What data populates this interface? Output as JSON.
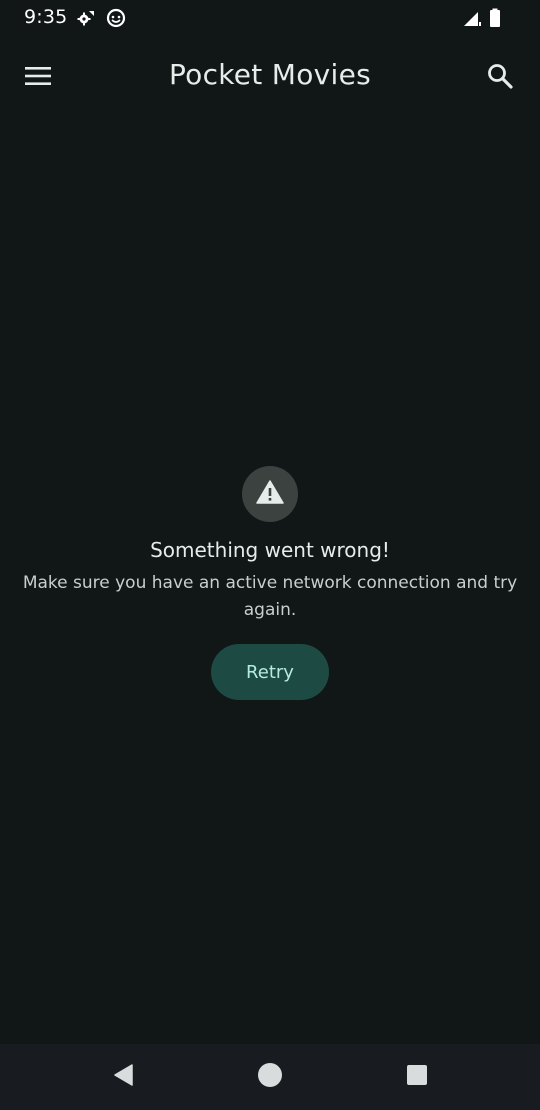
{
  "status_bar": {
    "time": "9:35",
    "icons": [
      "settings-sync-icon",
      "smiley-icon",
      "signal-icon",
      "battery-icon"
    ]
  },
  "app_bar": {
    "title": "Pocket Movies",
    "menu_icon": "hamburger-menu-icon",
    "search_icon": "search-icon"
  },
  "error": {
    "icon": "warning-icon",
    "title": "Something went wrong!",
    "message": "Make sure you have an active network connection and try again.",
    "retry_label": "Retry"
  },
  "nav_bar": {
    "buttons": [
      "back-icon",
      "home-icon",
      "recents-icon"
    ]
  },
  "colors": {
    "background": "#111616",
    "accent_button": "#1d4a43",
    "accent_text": "#b5ecde",
    "nav_background": "#181b1f"
  }
}
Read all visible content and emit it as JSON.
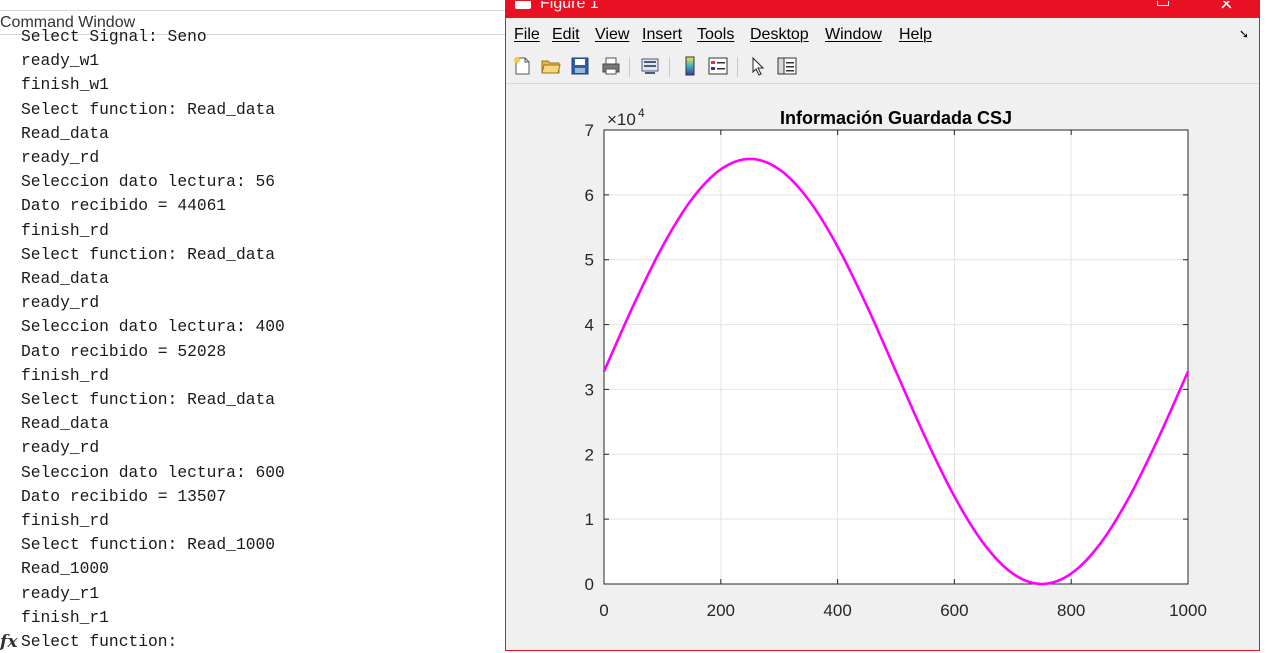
{
  "command_window": {
    "title": "Command Window",
    "lines": [
      "Select Signal: Seno",
      "ready_w1",
      "finish_w1",
      "Select function: Read_data",
      "Read_data",
      "ready_rd",
      "Seleccion dato lectura: 56",
      "Dato recibido = 44061",
      "finish_rd",
      "Select function: Read_data",
      "Read_data",
      "ready_rd",
      "Seleccion dato lectura: 400",
      "Dato recibido = 52028",
      "finish_rd",
      "Select function: Read_data",
      "Read_data",
      "ready_rd",
      "Seleccion dato lectura: 600",
      "Dato recibido = 13507",
      "finish_rd",
      "Select function: Read_1000",
      "Read_1000",
      "ready_r1",
      "finish_r1",
      "Select function:"
    ],
    "prompt_icon": "fx-icon"
  },
  "figure_window": {
    "title": "Figure 1",
    "titlebar_color": "#e81123",
    "menu": [
      "File",
      "Edit",
      "View",
      "Insert",
      "Tools",
      "Desktop",
      "Window",
      "Help"
    ],
    "toolbar_icons": [
      "new-figure-icon",
      "open-file-icon",
      "save-icon",
      "print-icon",
      "link-figure-icon",
      "colorbar-icon",
      "legend-icon",
      "select-arrow-icon",
      "property-inspector-icon"
    ]
  },
  "chart_data": {
    "type": "line",
    "title": "Información Guardada CSJ",
    "xlabel": "",
    "ylabel": "",
    "xlim": [
      0,
      1000
    ],
    "ylim": [
      0,
      70000
    ],
    "y_exponent_label": "×10",
    "y_exponent_power": "4",
    "xticks": [
      0,
      200,
      400,
      600,
      800,
      1000
    ],
    "yticks": [
      0,
      1,
      2,
      3,
      4,
      5,
      6,
      7
    ],
    "grid": true,
    "series": [
      {
        "color": "#ff00ff",
        "x": [
          0,
          50,
          100,
          150,
          200,
          250,
          300,
          350,
          400,
          450,
          500,
          550,
          600,
          650,
          700,
          750,
          800,
          850,
          900,
          950,
          1000
        ],
        "y": [
          32767,
          42892,
          52027,
          59280,
          63930,
          65534,
          63930,
          59280,
          52027,
          42892,
          32767,
          22642,
          13507,
          6254,
          1604,
          0,
          1604,
          6254,
          13507,
          22642,
          32767
        ]
      }
    ]
  }
}
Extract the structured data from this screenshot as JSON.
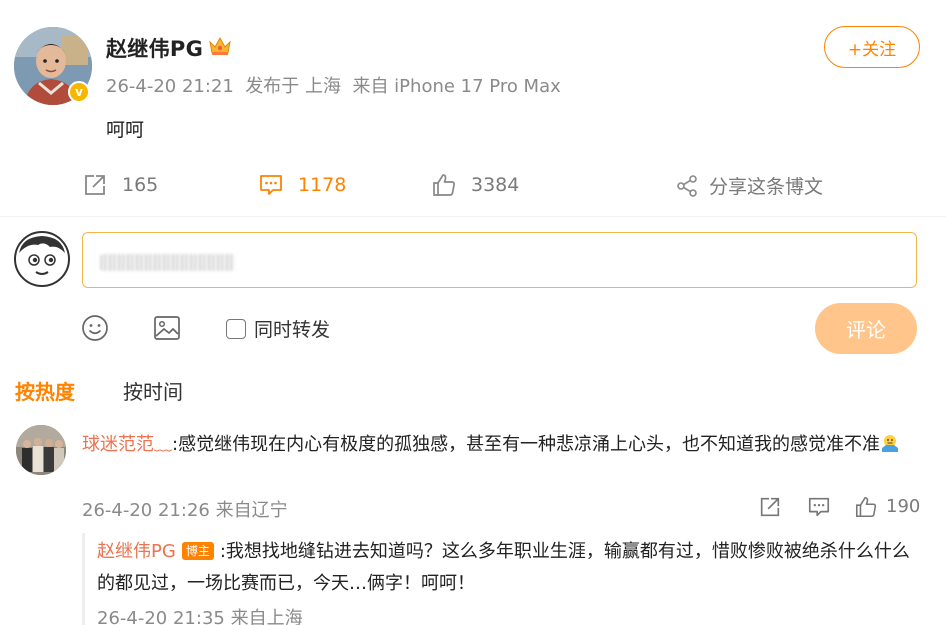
{
  "post": {
    "author": "赵继伟PG",
    "meta": "26-4-20 21:21  发布于 上海  来自 iPhone 17 Pro Max",
    "text": "呵呵",
    "follow_label": "+关注"
  },
  "actions": {
    "repost_count": "165",
    "comment_count": "1178",
    "like_count": "3384",
    "share_label": "分享这条博文"
  },
  "composer": {
    "sync_repost_label": "同时转发",
    "submit_label": "评论"
  },
  "tabs": {
    "hot": "按热度",
    "time": "按时间"
  },
  "comment": {
    "author": "球迷范范﹏",
    "text": ":感觉继伟现在内心有极度的孤独感，甚至有一种悲凉涌上心头，也不知道我的感觉准不准",
    "meta": "26-4-20 21:26 来自辽宁",
    "like_count": "190"
  },
  "reply": {
    "author": "赵继伟PG",
    "tag": "博主",
    "text": ":我想找地缝钻进去知道吗？这么多年职业生涯，输赢都有过，惜败惨败被绝杀什么什么的都见过，一场比赛而已，今天…俩字！呵呵！",
    "meta": "26-4-20 21:35 来自上海"
  },
  "colors": {
    "accent": "#ff8200",
    "name_link": "#eb7350",
    "muted": "#8a8a8a",
    "submit_disabled": "#ffc58a"
  }
}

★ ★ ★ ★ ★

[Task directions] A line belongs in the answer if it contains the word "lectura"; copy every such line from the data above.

[Exercise answer]
      "Seleccion dato lectura: 56",
      "Seleccion dato lectura: 400",
      "Seleccion dato lectura: 600",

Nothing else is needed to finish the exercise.